Below are records; extract exactly the lines from the one containing "Decode this image" through the last, both included, and keep the pictures out.

Data for analysis
------------------------------------------------------------------------

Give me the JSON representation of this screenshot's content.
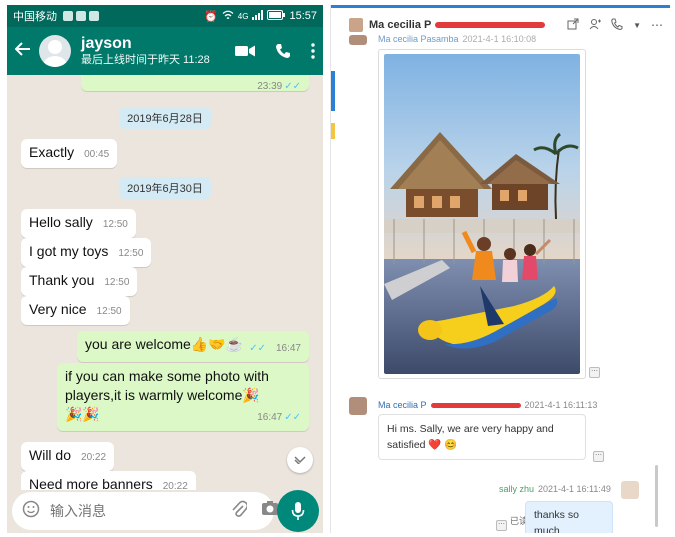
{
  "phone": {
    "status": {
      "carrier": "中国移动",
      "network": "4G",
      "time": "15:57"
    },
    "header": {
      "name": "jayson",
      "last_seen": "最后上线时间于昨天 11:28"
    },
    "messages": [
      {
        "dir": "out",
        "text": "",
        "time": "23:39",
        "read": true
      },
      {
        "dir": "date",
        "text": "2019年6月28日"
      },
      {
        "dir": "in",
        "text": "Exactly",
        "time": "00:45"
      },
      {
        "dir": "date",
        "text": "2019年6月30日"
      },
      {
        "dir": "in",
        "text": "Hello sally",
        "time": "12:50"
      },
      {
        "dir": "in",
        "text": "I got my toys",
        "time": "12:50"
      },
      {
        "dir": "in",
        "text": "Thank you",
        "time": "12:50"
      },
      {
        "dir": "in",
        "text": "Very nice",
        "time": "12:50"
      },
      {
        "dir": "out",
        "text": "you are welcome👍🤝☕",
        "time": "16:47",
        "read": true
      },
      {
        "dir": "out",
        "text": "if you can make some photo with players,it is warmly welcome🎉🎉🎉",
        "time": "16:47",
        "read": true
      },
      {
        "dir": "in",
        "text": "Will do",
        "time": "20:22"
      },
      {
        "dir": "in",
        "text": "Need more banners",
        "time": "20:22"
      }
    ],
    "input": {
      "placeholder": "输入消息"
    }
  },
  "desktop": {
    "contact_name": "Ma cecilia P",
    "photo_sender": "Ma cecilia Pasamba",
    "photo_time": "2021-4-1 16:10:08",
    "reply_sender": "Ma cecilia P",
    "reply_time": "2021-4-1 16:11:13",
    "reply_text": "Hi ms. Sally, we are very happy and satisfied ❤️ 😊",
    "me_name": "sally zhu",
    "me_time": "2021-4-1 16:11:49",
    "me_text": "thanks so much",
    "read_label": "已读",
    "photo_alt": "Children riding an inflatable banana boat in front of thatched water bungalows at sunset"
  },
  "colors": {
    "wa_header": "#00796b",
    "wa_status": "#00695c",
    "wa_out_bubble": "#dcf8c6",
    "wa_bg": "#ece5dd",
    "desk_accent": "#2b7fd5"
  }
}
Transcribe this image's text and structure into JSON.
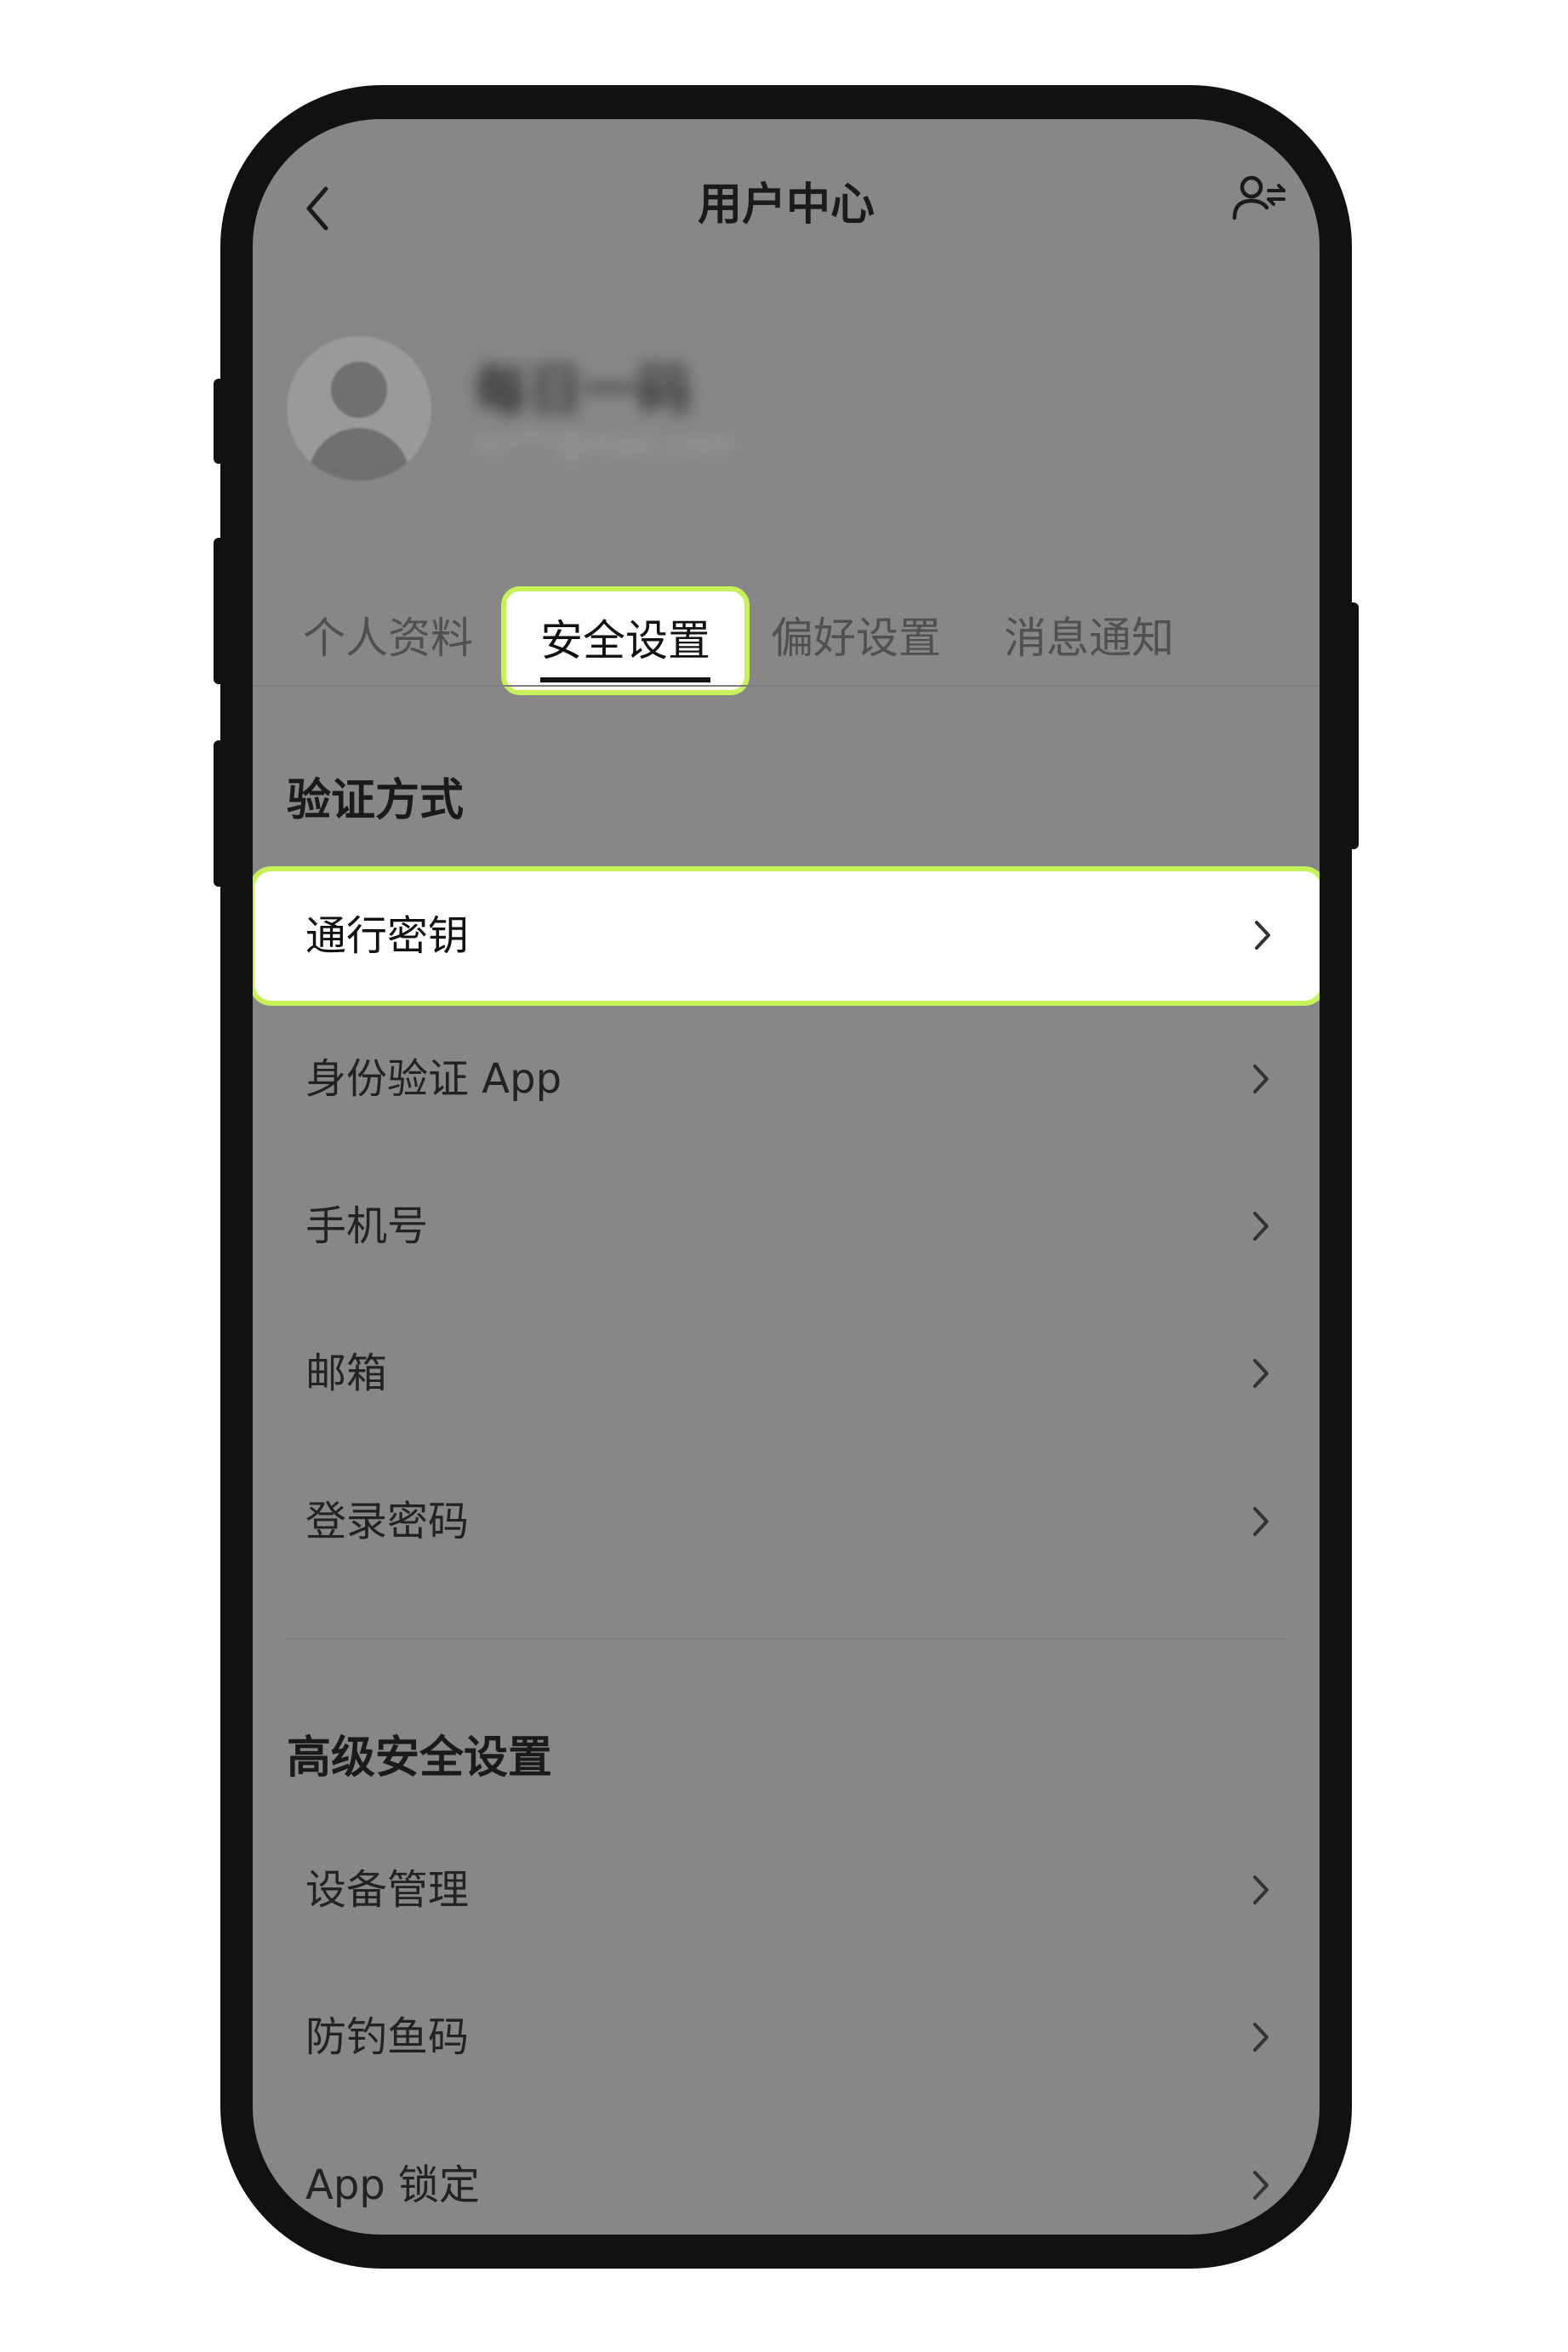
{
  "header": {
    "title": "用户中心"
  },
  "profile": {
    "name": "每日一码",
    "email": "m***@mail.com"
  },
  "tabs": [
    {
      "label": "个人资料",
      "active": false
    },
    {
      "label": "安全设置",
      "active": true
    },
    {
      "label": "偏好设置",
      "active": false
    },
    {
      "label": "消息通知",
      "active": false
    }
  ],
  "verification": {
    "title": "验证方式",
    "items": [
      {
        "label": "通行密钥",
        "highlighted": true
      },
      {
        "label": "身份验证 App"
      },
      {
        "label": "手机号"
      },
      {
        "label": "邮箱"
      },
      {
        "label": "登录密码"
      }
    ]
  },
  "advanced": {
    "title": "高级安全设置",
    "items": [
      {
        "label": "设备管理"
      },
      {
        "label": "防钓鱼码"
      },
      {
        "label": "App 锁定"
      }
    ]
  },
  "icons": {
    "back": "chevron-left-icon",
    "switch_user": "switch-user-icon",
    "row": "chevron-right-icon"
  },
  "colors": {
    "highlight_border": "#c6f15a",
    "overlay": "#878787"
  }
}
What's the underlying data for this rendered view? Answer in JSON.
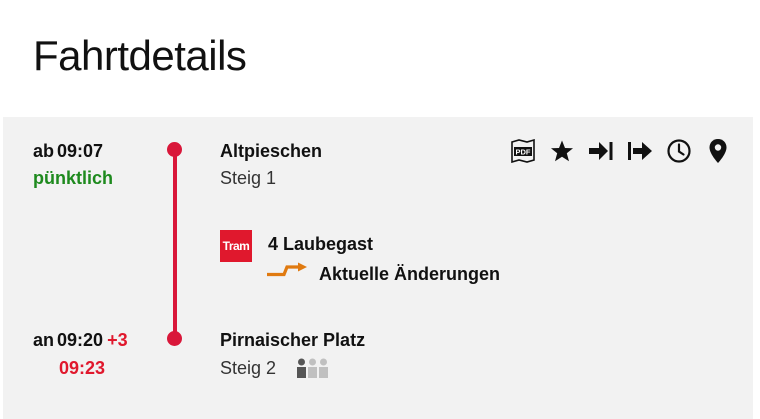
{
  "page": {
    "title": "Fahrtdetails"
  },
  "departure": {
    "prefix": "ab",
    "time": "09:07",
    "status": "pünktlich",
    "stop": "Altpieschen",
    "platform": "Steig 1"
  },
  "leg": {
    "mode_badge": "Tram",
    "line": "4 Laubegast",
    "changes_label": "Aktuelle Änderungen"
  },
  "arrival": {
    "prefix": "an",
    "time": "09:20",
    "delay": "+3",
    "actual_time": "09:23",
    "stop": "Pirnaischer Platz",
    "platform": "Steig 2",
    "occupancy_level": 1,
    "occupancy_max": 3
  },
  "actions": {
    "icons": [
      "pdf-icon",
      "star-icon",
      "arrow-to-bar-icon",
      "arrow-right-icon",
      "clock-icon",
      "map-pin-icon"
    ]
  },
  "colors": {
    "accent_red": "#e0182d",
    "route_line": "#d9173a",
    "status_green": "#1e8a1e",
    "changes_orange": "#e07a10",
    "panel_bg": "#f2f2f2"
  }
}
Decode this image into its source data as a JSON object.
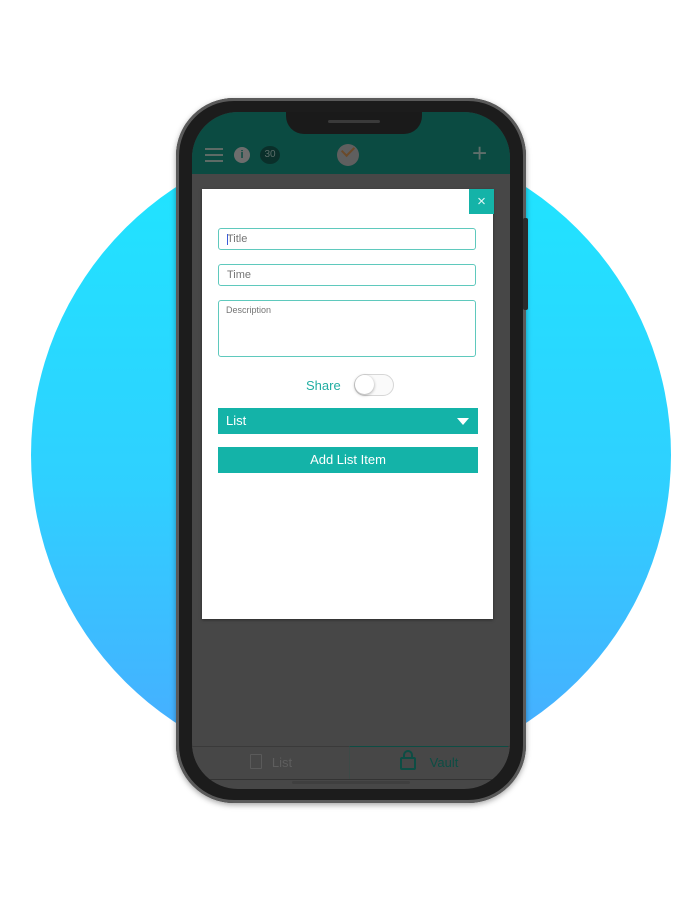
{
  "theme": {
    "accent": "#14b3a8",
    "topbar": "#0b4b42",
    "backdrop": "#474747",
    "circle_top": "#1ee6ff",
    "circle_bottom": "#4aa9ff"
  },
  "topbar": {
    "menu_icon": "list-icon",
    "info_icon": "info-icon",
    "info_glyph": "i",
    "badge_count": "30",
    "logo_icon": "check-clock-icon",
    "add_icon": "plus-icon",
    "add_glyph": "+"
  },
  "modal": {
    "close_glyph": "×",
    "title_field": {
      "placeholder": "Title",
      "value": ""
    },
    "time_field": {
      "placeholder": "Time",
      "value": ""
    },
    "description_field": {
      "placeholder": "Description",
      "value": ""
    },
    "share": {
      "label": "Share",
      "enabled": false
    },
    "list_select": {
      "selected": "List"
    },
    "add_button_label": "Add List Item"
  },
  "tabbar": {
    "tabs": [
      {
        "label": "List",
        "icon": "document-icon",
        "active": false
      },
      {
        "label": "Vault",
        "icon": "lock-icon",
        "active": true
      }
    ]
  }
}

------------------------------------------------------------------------

Result below
Decode this image into its source data as a JSON object.
{
  "theme": {
    "accent": "#14b3a8",
    "topbar": "#0b4b42",
    "backdrop": "#474747",
    "circle_top": "#1ee6ff",
    "circle_bottom": "#4aa9ff"
  },
  "topbar": {
    "menu_icon": "list-icon",
    "info_icon": "info-icon",
    "info_glyph": "i",
    "badge_count": "30",
    "logo_icon": "check-clock-icon",
    "add_icon": "plus-icon",
    "add_glyph": "+"
  },
  "modal": {
    "close_glyph": "×",
    "title_field": {
      "placeholder": "Title",
      "value": ""
    },
    "time_field": {
      "placeholder": "Time",
      "value": ""
    },
    "description_field": {
      "placeholder": "Description",
      "value": ""
    },
    "share": {
      "label": "Share",
      "enabled": false
    },
    "list_select": {
      "selected": "List"
    },
    "add_button_label": "Add List Item"
  },
  "tabbar": {
    "tabs": [
      {
        "label": "List",
        "icon": "document-icon",
        "active": false
      },
      {
        "label": "Vault",
        "icon": "lock-icon",
        "active": true
      }
    ]
  }
}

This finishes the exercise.